Sacrificing Privileges: ISO Liviousness

The Atlantic

Let's elevate the conversation.

The most pertinent critique of status-quo urban redevelopment policy in Pittsburgh was lodged by a movement which had evolved during a sit-in on Centre Ave.

It later briefly occupied City Hall to circulate fourteen to seventeen demands.

It stopped by the Mayor's home, leaving a message.

Ultimately it presented itself formally to the URA at 200 Ross Street, also bearing a love letter regarding Pittsburgh and "economic violence":

The official response to the demands was perfunctory. Even after time:

Dear URA,
Last month we delivered a letter at your August 8 board meeting calling for a different vision for development in Black Pittsburgh. We asked for a response and we have not heard from you. 
What we did hear were your statements to the press that… 
(9/07/13 Pittsburgh for Trayvon)

In the same vein:

Dear Council Member Bill Peduto, 
We appreciate your detailed response to the Pittsburgh for Trayvon demands. We also look forward to building a relationship with you, and as a part of that relationship holding you publicly accountable to meeting the demands necessary to ensure that the Black communities of Pittsburgh are “Most Livable”. 
READ Peduto’s Response to our Demands HERE  
(8/06/13, Pgh for Travon

Most revealing in matters of economic development is #6 -- both in terms of using public resources to foster "community benefits" along the lines which a coalition amongst labor, faith and environmental groups have been advocating for some time, and in terms of leaning upon community-oriented neighborhood planning.

In Bill Peduto's URA, it is said:

As we build the team to join Mayor-elect Peduto, the vision, skills and competencies expected of all in City government are clear. See the full list of competencies that will guide our City. (Talent City)

Anon, some valued skills:

Educates customer—Proactively shares information to build the customer’s understanding of services, issues, and capabilities; manages customer expectations. 
Remains open to ideas—Listens to others and objectively considers others’ ideas and opinions, even when they conflict with one’s own. 
Determines causes—Identifies potential conditions that contribute to gaps or key variances; explores relationships between conditions and effects; distinguishes causes from symptoms and identifies primary causes. (Talent City)

The URA (in addition to HACP) coordinates with the City and the other Authorities in the transporting of hundreds of millions of dollars from our Federal and State government to development projects within city limits.

There is a sense in which everything the URA accomplishes is at first attributable to community entrepreneurs and partners, and then is attributable to Lyndon Johnson's "Great Society". Although it has been a long time since then.

Not every cockamamie project, grant application or allocation is able to or will get cleared and approved by the higher levels and other branches of government. Yet even playing the game somewhat poorly, Pittsburgh's URA cannot help but to produce public works with deep, lasting ripple effects across the city and region.
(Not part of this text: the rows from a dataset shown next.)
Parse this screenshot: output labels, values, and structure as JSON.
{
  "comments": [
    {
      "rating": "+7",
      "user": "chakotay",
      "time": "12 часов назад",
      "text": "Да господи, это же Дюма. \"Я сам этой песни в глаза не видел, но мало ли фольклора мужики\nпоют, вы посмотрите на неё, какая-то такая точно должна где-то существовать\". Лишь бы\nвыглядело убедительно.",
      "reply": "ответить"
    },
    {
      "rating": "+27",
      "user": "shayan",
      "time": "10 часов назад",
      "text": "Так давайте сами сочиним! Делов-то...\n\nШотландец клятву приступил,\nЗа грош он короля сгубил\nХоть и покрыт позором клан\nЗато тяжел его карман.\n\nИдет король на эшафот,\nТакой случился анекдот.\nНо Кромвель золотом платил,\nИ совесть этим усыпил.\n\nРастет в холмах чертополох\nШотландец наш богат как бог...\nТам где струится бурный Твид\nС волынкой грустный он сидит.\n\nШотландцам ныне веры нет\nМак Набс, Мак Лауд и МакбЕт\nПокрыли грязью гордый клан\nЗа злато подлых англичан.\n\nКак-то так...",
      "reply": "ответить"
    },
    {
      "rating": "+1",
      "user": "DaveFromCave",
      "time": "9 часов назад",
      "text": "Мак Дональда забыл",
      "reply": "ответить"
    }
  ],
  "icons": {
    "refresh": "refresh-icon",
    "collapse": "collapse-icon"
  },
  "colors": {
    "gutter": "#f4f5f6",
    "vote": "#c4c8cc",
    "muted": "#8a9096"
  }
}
But what exactly will it do? With whom, and how? In what proportions? Towards what ends? That is a matter for strategic planning.

Pittsburgh deserves solutions for a host of difficulties in a manner that is holistic, sustainable, and equitable in terms of civic opportunity. Investment and resource allocation are precious powers which must be leveraged to further a whole variety of strategic public objectives. One such objective is the very process of large-scale community building and enfranchisement.

(And on that note…)

COMET RECOMMENDATION: When considering appointments of board members to various civic bodies, whatever we do in the end, let us make sure we are looping the social justice community early into the conversation. There is no substitute for direct engagement with the people out there pushing the envelope.